Web page and app entries:

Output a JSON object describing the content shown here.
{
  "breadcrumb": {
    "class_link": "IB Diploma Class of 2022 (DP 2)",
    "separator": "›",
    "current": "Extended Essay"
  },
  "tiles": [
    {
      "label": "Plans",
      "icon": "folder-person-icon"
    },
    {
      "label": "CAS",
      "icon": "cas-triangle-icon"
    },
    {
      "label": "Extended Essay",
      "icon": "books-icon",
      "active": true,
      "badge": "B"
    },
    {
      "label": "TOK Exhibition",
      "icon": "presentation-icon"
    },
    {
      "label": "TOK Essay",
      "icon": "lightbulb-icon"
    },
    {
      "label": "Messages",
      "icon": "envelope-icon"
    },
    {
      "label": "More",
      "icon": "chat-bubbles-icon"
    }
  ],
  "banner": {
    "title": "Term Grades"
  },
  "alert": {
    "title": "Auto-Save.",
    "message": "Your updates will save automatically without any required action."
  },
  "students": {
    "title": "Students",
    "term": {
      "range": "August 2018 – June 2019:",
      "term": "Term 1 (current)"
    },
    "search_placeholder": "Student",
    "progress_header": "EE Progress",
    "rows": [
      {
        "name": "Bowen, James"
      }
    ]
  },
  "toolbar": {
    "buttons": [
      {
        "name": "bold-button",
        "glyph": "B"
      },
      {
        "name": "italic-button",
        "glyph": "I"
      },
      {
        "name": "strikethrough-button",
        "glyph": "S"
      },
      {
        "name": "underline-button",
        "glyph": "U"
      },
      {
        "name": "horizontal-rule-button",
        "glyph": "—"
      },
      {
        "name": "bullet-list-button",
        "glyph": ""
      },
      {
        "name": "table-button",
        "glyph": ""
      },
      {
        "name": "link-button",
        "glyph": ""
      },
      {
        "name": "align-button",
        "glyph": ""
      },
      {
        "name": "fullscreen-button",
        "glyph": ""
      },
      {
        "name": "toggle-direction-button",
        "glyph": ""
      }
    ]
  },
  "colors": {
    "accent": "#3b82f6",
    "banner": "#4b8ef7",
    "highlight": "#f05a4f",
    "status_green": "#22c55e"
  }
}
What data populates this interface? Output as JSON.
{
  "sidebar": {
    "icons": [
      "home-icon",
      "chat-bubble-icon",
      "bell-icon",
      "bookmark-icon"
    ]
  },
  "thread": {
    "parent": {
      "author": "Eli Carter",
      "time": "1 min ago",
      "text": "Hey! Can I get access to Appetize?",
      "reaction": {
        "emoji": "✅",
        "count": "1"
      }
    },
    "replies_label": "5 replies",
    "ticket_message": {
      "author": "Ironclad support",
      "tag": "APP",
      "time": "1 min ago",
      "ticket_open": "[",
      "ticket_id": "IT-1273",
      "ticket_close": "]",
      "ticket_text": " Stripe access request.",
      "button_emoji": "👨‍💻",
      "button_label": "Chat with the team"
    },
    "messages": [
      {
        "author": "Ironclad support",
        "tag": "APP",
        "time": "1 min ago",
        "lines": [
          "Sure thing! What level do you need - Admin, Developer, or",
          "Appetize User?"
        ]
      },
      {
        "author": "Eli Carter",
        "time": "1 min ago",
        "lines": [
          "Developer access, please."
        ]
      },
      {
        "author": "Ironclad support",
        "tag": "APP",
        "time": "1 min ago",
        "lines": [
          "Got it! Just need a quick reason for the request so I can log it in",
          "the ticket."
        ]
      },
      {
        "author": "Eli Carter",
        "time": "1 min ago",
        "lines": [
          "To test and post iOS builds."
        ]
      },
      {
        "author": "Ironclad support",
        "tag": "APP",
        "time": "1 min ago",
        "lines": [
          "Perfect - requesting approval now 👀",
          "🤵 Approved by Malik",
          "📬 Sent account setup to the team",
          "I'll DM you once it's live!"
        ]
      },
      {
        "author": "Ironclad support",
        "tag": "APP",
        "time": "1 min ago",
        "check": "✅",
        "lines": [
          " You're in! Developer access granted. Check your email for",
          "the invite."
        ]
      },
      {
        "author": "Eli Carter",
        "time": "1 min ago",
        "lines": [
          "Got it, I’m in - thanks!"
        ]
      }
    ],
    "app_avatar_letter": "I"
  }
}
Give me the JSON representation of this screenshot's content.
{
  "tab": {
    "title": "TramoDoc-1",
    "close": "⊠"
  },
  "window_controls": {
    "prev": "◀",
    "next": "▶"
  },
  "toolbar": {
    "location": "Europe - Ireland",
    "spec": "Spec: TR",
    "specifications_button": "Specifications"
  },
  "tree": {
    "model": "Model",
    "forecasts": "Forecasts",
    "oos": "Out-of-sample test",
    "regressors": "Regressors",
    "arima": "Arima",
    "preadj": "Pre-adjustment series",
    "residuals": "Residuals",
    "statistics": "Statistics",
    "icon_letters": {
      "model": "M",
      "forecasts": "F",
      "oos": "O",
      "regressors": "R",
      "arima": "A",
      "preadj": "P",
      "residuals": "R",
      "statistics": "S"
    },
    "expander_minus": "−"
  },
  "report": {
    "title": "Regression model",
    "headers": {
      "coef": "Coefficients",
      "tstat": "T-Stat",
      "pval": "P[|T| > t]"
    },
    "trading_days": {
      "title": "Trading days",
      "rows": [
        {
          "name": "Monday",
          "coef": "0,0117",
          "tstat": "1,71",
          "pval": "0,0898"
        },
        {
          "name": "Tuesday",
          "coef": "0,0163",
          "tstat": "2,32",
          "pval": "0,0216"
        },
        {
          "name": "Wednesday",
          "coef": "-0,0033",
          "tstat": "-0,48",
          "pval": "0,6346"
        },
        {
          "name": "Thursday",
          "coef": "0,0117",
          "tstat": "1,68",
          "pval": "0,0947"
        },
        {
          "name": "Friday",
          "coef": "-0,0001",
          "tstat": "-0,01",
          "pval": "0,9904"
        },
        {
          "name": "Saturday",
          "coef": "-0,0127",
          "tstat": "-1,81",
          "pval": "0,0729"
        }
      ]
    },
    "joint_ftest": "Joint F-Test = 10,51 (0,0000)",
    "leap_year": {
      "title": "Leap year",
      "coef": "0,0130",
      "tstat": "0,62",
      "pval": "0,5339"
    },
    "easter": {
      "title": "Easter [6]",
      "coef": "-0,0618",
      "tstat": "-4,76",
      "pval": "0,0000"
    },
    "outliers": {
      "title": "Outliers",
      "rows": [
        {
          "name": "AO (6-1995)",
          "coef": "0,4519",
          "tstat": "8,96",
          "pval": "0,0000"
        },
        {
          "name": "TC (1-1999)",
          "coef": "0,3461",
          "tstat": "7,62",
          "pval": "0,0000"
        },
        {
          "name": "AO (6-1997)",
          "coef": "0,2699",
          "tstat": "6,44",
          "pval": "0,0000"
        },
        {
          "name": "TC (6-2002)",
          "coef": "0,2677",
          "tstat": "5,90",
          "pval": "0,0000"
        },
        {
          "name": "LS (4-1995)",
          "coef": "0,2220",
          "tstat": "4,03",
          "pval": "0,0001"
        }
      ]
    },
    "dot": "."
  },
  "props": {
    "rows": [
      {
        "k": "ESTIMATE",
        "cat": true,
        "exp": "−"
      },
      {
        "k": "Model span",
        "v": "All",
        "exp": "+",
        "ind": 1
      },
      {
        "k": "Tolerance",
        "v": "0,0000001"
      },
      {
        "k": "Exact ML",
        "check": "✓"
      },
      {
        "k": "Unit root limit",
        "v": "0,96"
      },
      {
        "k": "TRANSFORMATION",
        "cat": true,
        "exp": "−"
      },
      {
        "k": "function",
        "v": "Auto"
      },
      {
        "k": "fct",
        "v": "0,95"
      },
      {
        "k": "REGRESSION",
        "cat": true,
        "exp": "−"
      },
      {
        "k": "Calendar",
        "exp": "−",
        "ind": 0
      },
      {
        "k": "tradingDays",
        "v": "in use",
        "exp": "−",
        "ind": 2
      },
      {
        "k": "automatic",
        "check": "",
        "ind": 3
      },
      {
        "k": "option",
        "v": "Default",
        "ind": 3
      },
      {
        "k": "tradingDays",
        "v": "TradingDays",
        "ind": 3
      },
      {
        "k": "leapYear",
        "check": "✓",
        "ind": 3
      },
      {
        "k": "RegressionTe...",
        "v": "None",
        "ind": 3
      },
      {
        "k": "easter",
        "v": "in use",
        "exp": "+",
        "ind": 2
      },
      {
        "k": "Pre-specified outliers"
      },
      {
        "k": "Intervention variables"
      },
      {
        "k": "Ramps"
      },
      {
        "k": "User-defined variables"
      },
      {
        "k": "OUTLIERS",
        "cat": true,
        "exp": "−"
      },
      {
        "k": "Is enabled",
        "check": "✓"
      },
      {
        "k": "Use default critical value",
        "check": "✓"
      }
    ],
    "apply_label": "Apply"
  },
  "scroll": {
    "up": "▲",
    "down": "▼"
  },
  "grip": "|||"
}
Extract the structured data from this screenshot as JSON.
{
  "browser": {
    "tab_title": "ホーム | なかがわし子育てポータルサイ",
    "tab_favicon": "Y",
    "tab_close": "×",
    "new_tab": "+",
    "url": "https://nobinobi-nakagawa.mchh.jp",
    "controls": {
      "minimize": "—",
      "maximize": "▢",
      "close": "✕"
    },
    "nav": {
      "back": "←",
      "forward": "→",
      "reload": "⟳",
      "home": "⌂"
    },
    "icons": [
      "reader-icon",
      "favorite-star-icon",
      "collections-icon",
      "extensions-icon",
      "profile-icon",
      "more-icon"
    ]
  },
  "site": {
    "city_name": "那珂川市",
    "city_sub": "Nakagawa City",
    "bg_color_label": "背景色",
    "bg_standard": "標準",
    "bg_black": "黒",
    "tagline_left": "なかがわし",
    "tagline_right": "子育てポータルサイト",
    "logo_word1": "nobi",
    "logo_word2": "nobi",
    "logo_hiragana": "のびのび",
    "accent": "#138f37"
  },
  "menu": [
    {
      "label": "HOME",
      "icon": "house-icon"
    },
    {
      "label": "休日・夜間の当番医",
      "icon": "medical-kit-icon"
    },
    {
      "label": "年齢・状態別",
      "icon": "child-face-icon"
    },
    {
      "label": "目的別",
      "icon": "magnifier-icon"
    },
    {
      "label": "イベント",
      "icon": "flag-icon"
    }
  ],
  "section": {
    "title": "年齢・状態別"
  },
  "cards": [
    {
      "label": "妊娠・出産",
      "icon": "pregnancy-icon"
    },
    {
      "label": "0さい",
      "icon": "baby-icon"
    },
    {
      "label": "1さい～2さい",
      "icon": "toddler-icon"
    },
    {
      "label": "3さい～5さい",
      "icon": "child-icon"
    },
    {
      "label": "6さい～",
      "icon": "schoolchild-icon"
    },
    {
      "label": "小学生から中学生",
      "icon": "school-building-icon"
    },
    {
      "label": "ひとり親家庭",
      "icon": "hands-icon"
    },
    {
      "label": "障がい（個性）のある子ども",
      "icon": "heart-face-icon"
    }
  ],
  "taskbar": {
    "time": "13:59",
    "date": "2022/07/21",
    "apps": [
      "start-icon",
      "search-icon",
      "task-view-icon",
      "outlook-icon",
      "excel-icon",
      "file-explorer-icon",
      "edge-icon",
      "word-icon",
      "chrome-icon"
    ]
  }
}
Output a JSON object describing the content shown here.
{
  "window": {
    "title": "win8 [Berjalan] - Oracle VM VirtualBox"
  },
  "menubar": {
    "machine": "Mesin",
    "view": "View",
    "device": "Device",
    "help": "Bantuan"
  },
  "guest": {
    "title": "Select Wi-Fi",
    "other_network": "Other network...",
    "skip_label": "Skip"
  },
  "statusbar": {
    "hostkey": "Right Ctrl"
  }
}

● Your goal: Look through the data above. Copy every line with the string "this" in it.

● Your solution:
What data populates this interface? Output as JSON.
Give me the JSON representation of this screenshot's content.
Extract the structured data from this screenshot as JSON.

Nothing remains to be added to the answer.